→ Activity: Please repeat the listing below exactly, but do not include its pictures.

→ Data to process:
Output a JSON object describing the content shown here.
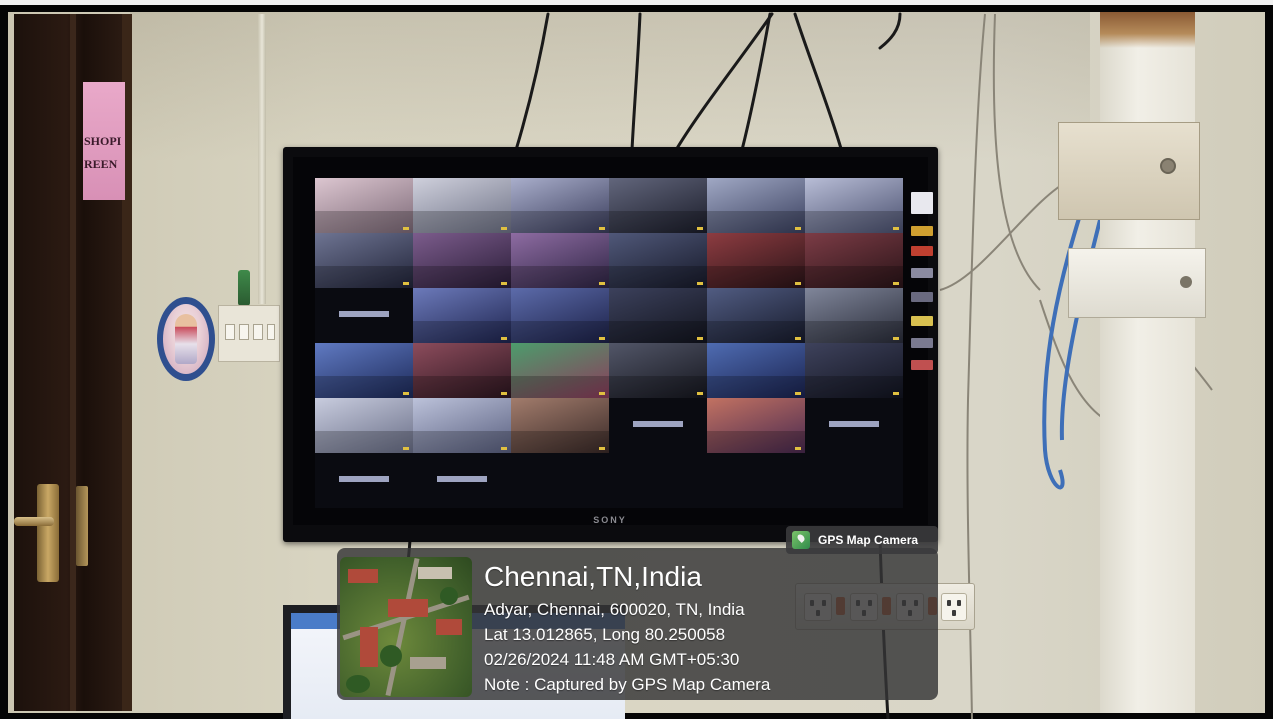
{
  "overlay": {
    "badge_label": "GPS Map Camera",
    "badge_icon": "map-pin-icon",
    "city": "Chennai,TN,India",
    "address": "Adyar, Chennai, 600020, TN, India",
    "coordinates": "Lat 13.012865, Long 80.250058",
    "datetime": "02/26/2024 11:48 AM GMT+05:30",
    "note": "Note : Captured by GPS Map Camera"
  },
  "tv": {
    "brand": "SONY"
  },
  "door_sign": {
    "line1": "SHOPI",
    "line2": "REEN"
  },
  "colors": {
    "wall": "#d8d4c2",
    "tv_bezel": "#0b0b0e",
    "overlay_bg": "#343436",
    "overlay_text": "#ffffff",
    "badge_icon": "#4faa5a",
    "door_sign": "#e9a9c9"
  }
}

→ Expected output:
Output a JSON object describing the content shown here.
{
  "overlay": {
    "badge_label": "GPS Map Camera",
    "badge_icon": "map-pin-icon",
    "city": "Chennai,TN,India",
    "address": "Adyar, Chennai, 600020, TN, India",
    "coordinates": "Lat 13.012865, Long 80.250058",
    "datetime": "02/26/2024 11:48 AM GMT+05:30",
    "note": "Note : Captured by GPS Map Camera"
  },
  "tv": {
    "brand": "SONY"
  },
  "door_sign": {
    "line1": "SHOPI",
    "line2": "REEN"
  },
  "colors": {
    "wall": "#d8d4c2",
    "tv_bezel": "#0b0b0e",
    "overlay_bg": "#343436",
    "overlay_text": "#ffffff",
    "badge_icon": "#4faa5a",
    "door_sign": "#e9a9c9"
  }
}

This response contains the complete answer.